    "We made a mistake," says Thomas Sullivan, the former U.S. Attorney in Chicago who put an end to the prosecution [of Walus].  "My feelings are that he was innocent."

Mr. Ryan made this additional comment, which he consistently should apply with equal vigor to the situation confronting Mr. Demjanjuk:

I think the [prosecution witnesses] were honest people.  I have no reason to think they were perjuring themselves, perjury meaning, of course, intentionally lying.  I think they probably did have somebody in mind.  But Mr. Walus was not the person."  [Emphasis added]

Finally, Assistant U.S. Attorney John Gubbins, who had handled the Walus case for the government in Chicago pending appeal, made the following statement of principle and reason which should guide the Supreme Court of Israel when it evaluates the eyewitness testimony of the Treblinka survivors:

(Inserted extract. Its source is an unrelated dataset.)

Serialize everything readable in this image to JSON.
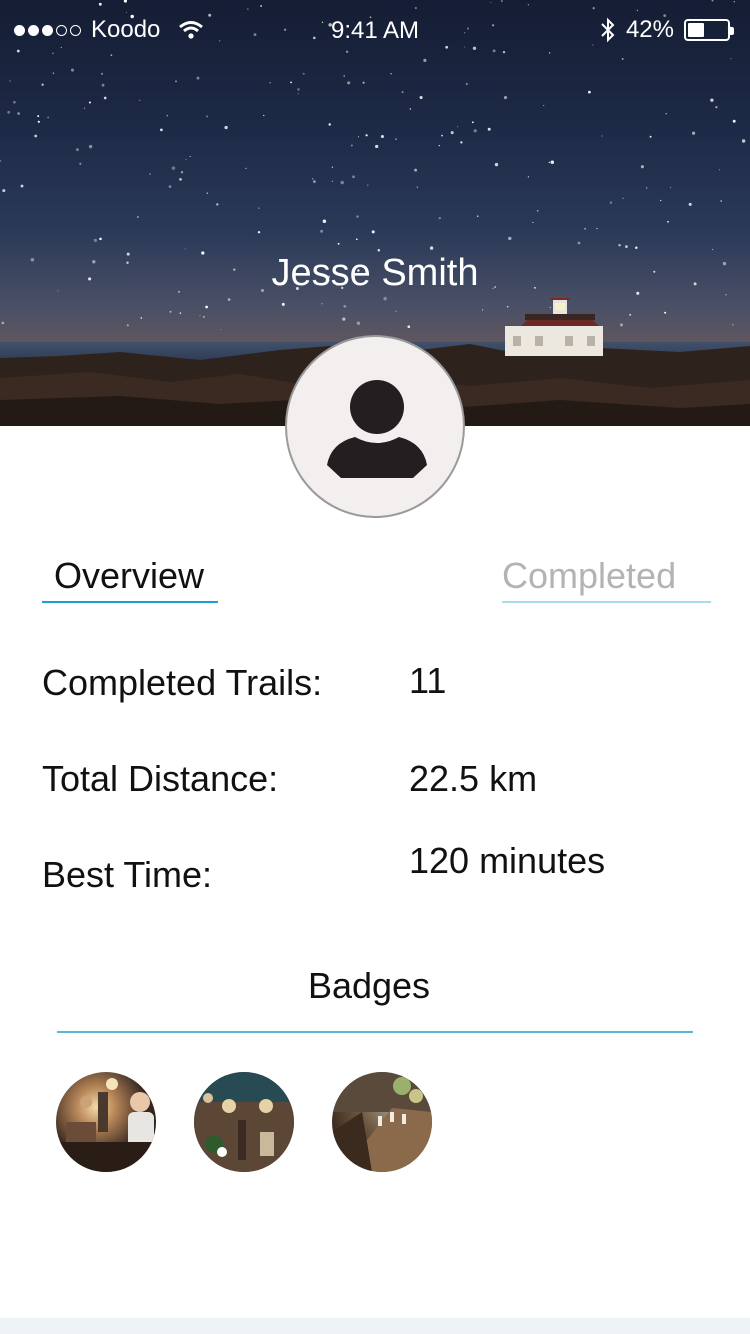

As it wound up, the trial was based on eyewitness testimony.  But the memories were 35 years old.  If anything, the Walus case showed that eyewitness testimony that old and related to that kind of conduct is not something that works well in our system of justice."  [Emphasis added]

We believe that this discussion clearly shows that John Demjanjuk is an innocent victim of a fraud perpetrated by overzealous United States prosecutors.  You are asked to do whatever is in your power to urge the Supreme Court of Israel to overturn his conviction and to set him free.  Let him return to the United States to rejoin his family and to try and rebuild 12 shattered years.

Finally, you are urged to press for a full and detailed investigation by U.S. authorities of this incredibly inhuman and, we submit, completely unconstitutional prosecution.